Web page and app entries
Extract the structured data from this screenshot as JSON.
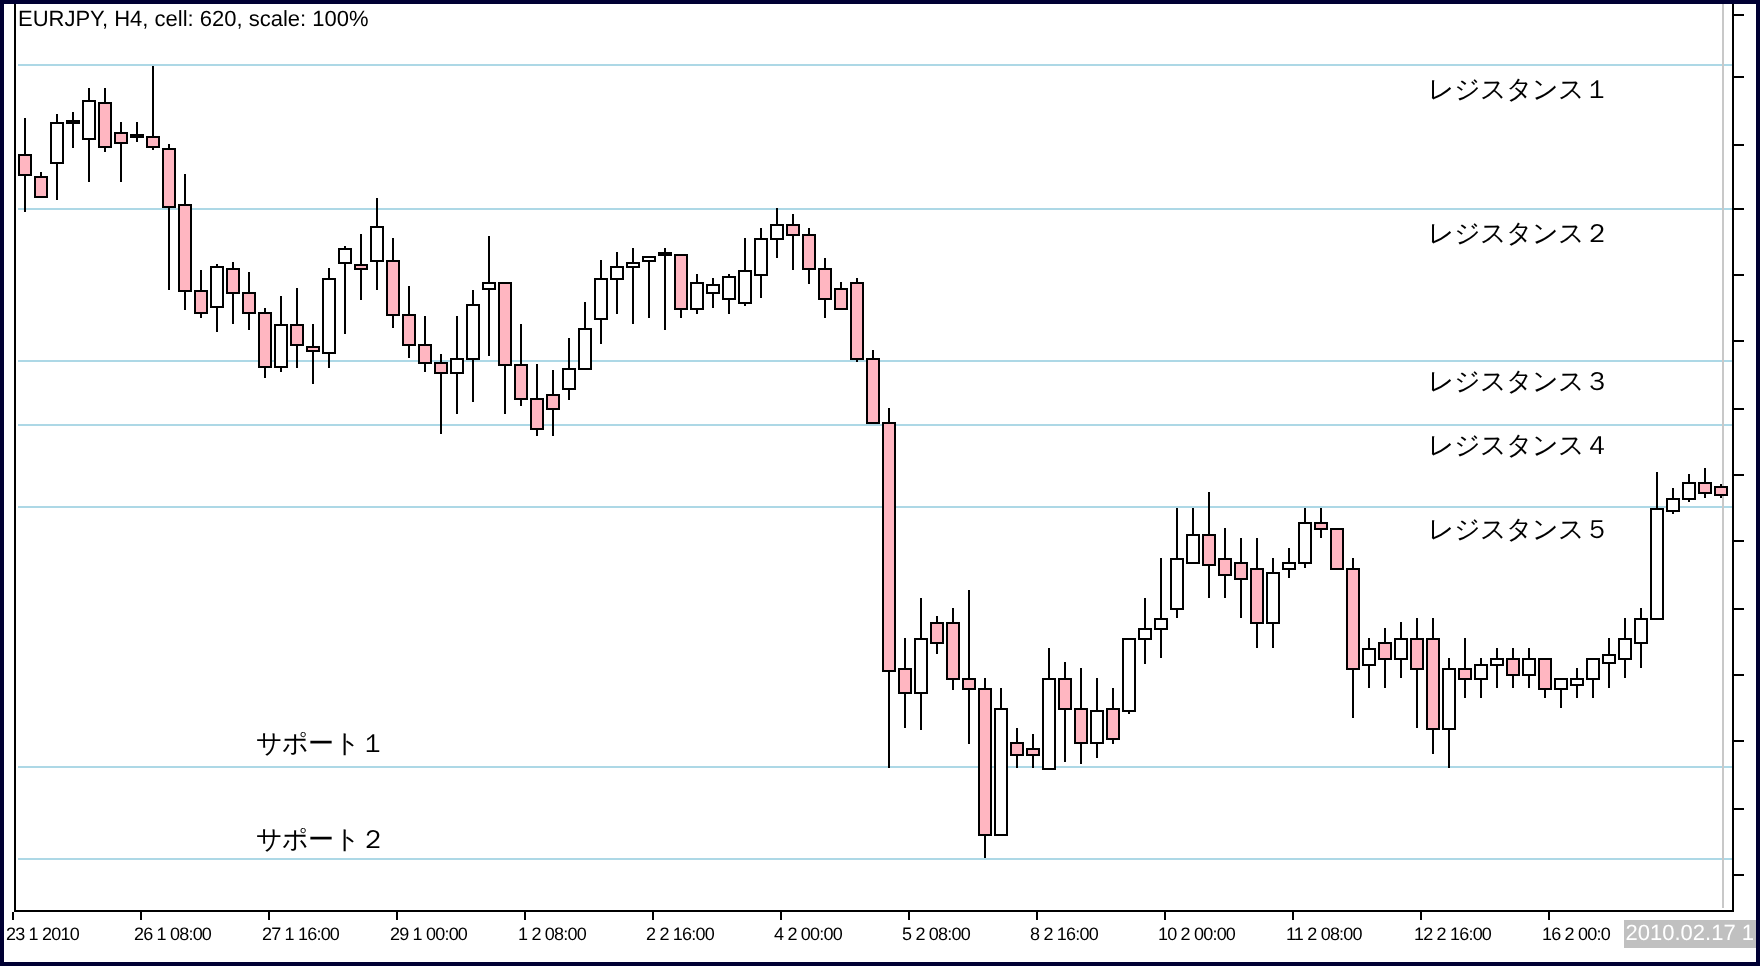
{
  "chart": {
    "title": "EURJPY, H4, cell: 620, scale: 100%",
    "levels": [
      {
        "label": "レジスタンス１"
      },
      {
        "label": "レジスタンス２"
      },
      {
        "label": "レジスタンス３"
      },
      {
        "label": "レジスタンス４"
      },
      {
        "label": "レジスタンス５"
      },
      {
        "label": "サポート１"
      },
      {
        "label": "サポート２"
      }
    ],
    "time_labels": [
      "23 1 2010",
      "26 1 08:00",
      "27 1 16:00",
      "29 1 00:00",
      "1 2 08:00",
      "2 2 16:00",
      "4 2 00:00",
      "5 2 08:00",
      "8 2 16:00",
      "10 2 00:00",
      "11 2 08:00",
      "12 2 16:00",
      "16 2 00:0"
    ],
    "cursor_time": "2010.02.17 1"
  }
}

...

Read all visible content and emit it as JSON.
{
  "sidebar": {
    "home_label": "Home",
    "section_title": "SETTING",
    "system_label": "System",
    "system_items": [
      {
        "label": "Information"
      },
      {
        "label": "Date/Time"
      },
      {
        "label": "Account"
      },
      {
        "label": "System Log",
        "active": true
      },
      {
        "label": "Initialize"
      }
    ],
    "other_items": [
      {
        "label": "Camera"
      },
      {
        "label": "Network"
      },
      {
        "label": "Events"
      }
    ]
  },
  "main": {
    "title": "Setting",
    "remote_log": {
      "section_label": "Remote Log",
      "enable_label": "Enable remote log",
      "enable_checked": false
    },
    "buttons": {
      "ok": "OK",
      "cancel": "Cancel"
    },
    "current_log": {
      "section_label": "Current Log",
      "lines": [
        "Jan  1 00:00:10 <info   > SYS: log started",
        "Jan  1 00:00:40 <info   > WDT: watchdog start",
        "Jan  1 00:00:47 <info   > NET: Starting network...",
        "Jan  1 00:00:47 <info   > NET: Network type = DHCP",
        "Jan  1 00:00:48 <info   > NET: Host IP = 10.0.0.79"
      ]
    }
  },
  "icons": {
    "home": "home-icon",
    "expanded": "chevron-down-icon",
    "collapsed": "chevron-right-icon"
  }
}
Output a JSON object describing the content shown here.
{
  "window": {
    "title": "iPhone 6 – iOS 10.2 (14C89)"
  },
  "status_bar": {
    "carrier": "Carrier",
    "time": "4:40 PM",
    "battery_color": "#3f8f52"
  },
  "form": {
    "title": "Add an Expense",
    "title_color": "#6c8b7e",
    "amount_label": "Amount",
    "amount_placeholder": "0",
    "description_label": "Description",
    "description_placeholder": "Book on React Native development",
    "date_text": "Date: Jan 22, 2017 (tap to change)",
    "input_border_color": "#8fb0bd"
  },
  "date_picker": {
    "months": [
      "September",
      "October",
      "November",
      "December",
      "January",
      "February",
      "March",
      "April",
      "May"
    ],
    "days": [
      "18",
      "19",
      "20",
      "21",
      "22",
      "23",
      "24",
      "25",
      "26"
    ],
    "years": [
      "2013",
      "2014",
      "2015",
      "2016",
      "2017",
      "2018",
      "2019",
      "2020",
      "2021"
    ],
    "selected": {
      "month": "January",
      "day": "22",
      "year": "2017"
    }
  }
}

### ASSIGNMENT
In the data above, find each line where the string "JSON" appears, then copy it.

### OUTPUT OF THE TASK
Extract the structured data from this screenshot as JSON.
Read all visible content and emit it as JSON.
Output a JSON object describing the content shown here.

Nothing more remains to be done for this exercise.